- Whether there will be a realistic opportunity for the non-relocating parent to maintain a visitation schedule that will adequately foster and preserve the parental relationship between the child and the non-relocating parent if permission to relocate is granted;
- Any other factor necessary to assist the court in determining whether to grant permission to relocate.
According to Schwartz, if a relocating parent had court-ordered primary physical custody, that parent had to get the written consent of the non-relocating parent. If the non-relocating parent refused to grant permission and objected to the move, the parent wishing to locate had to convince the court of the above factors.
Schwartz is mainly used when the relocating parent has court-ordered primary physical custody. For those cases where the parents have joint physical custody the relocating parent would need to first satisfy the factors from Potter v. Potter. The three factors are;
- There exists a sensible, good-faith reason for the move, and the move is not intended to deprive the non-relocating parent of his or her parenting time;
- The best interests of the child are served by allowing the relocating parent to relocate with the child;
- The child and relocating parent will benefit from an actual advantage as a result of the relocation.
New Custody Relocation Law
The confusion lied in applying Schwartz when there wasn’t a custodial arrangement and Potter when there was. The new law standardized the factors over all relocation cases, while preserving the primary factor of being in the best interest of children. As noted in Schwarz, when courts are faced with relocation motions, it to implement a difficult “balancing act” when trying to preserve the freedom of movement of the parent with the competing interests of the child.
The new law also established the definition of relocating. In the past the relocation decision was used when moving out of state. What about when a parent moves in-state, but more than a couple hours away? The definition of relocation is defined as “at such a distance that would substantially impair the ability of the other parent to maintain a meaningful relationship with the child”. Relocating from Las Vegas to Reno would be the prime situation.
Another principal frustrations with the existing rules was parents relocating without getting permission from the other parent and with impunity from the court. The statutes regarding child abductions lacks any teeth in regards to parents relocating without permission. The new custody law requires a “compelling excuse” for relocating without permission. The court will determine on a case by case basis whether a party has a compelling excuse for intentionally disregarding the rule requiring permission. Fleeing domestic violence would be a prime example of a compelling excuse.

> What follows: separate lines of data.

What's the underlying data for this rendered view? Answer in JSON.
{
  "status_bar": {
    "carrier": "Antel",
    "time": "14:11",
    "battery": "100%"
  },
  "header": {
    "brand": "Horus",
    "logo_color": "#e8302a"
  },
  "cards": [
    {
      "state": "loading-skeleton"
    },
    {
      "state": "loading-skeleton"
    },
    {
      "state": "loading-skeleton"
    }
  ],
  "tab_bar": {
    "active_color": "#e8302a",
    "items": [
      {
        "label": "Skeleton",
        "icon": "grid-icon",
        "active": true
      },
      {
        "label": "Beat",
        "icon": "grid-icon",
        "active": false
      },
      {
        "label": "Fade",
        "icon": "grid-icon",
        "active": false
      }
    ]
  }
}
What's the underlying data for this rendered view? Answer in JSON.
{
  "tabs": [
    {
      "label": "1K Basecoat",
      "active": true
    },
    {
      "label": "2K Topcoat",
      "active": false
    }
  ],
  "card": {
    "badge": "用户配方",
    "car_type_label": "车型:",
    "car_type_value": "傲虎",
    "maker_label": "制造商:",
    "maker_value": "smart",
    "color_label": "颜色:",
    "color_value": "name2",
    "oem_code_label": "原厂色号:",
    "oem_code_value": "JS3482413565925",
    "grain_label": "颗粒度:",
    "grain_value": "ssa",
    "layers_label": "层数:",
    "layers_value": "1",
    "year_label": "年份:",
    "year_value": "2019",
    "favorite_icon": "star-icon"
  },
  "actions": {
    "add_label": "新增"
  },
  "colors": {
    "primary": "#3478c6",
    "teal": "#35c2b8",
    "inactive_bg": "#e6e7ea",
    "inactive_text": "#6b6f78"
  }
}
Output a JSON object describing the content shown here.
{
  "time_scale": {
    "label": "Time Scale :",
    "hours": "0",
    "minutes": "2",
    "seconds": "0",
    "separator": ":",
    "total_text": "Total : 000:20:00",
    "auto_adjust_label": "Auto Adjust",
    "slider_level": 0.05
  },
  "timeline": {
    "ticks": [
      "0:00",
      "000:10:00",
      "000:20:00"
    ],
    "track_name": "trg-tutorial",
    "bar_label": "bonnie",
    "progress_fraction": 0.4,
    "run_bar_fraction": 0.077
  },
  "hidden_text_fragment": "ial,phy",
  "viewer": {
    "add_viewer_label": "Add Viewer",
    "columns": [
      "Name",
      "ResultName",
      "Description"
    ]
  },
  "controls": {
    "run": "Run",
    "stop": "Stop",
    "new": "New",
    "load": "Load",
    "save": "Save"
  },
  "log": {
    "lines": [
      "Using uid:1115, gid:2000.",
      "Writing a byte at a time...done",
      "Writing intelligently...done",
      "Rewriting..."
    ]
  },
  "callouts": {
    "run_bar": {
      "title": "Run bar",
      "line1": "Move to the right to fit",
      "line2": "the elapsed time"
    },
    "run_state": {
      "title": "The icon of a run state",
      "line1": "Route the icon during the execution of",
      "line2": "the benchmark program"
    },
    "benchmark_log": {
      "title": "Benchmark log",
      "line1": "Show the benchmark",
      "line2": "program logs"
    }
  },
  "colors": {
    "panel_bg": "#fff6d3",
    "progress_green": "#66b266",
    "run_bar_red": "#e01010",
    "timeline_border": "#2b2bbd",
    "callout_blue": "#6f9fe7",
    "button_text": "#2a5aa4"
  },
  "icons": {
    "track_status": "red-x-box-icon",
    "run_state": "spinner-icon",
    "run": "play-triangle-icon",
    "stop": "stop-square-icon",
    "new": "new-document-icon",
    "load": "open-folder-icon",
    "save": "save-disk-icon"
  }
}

The new law essentially levels the playing field and standardizes the relocation rules, no matter the nature of the custody order or whether there is no custody order at all. The same rules apply whether or not a relocating parent is moving out-of-state, or at a distance within the state that is far enough away from the other parent that the relationship with the children may be impaired.
Now you understand the factors a family court judge needs to review prior to granting a relocation.